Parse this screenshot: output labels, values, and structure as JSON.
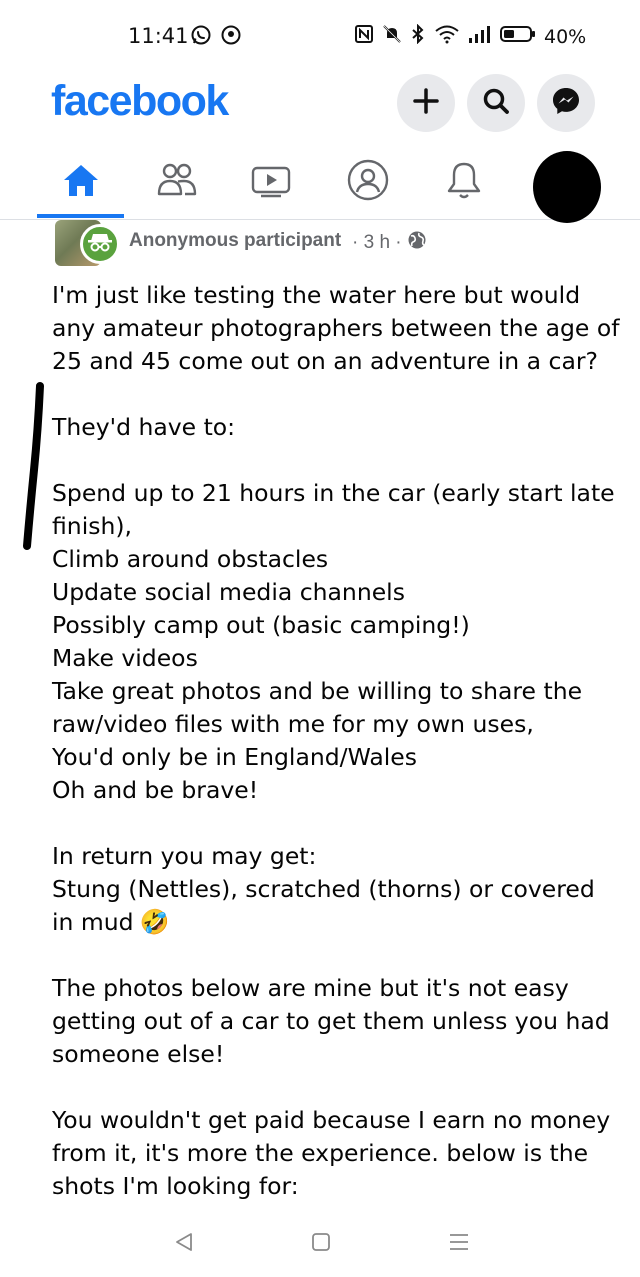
{
  "status_bar": {
    "time": "11:41",
    "battery_percent": "40%",
    "icons": [
      "whatsapp-icon",
      "location-icon",
      "nfc-icon",
      "mute-icon",
      "bluetooth-icon",
      "wifi-icon",
      "signal-icon",
      "battery-icon"
    ]
  },
  "header": {
    "logo": "facebook",
    "brand_color": "#1877f2",
    "buttons": [
      "plus-icon",
      "search-icon",
      "messenger-icon"
    ]
  },
  "nav": {
    "tabs": [
      "home",
      "friends",
      "watch",
      "profile",
      "notifications",
      "menu"
    ],
    "active_tab": "home"
  },
  "post": {
    "author": "Anonymous participant",
    "meta": "· 3 h ·",
    "lines": [
      "I'm just like testing the water here but would",
      "any amateur photographers between the age of",
      "25 and 45 come out on an adventure in a car?",
      "",
      "They'd have to:",
      "",
      "Spend up to 21 hours in the car (early start late",
      "finish),",
      "Climb around obstacles",
      "Update social media channels",
      "Possibly camp out (basic camping!)",
      "Make videos",
      "Take great photos and be willing to share the",
      "raw/video files with me for my own uses,",
      "You'd only be in England/Wales",
      "Oh and be brave!",
      "",
      "In return you may get:",
      "Stung (Nettles), scratched (thorns) or covered",
      "in mud",
      "",
      "The photos below are mine but it's not easy",
      "getting out of a car to get them unless you had",
      "someone else!",
      "",
      "You wouldn't get paid because I earn no money",
      "from it, it's more the experience. below is the",
      "shots I'm looking for:"
    ],
    "emoji_after_line": 19,
    "emoji": "🤣"
  }
}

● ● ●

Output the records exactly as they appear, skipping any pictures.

Parse this screenshot: output labels, values, and structure as JSON.
{
  "status_bar": {
    "time": "11:41",
    "battery_percent": "40%",
    "icons": [
      "whatsapp-icon",
      "location-icon",
      "nfc-icon",
      "mute-icon",
      "bluetooth-icon",
      "wifi-icon",
      "signal-icon",
      "battery-icon"
    ]
  },
  "header": {
    "logo": "facebook",
    "brand_color": "#1877f2",
    "buttons": [
      "plus-icon",
      "search-icon",
      "messenger-icon"
    ]
  },
  "nav": {
    "tabs": [
      "home",
      "friends",
      "watch",
      "profile",
      "notifications",
      "menu"
    ],
    "active_tab": "home"
  },
  "post": {
    "author": "Anonymous participant",
    "meta": "· 3 h ·",
    "lines": [
      "I'm just like testing the water here but would",
      "any amateur photographers between the age of",
      "25 and 45 come out on an adventure in a car?",
      "",
      "They'd have to:",
      "",
      "Spend up to 21 hours in the car (early start late",
      "finish),",
      "Climb around obstacles",
      "Update social media channels",
      "Possibly camp out (basic camping!)",
      "Make videos",
      "Take great photos and be willing to share the",
      "raw/video files with me for my own uses,",
      "You'd only be in England/Wales",
      "Oh and be brave!",
      "",
      "In return you may get:",
      "Stung (Nettles), scratched (thorns) or covered",
      "in mud",
      "",
      "The photos below are mine but it's not easy",
      "getting out of a car to get them unless you had",
      "someone else!",
      "",
      "You wouldn't get paid because I earn no money",
      "from it, it's more the experience. below is the",
      "shots I'm looking for:"
    ],
    "emoji_after_line": 19,
    "emoji": "🤣"
  }
}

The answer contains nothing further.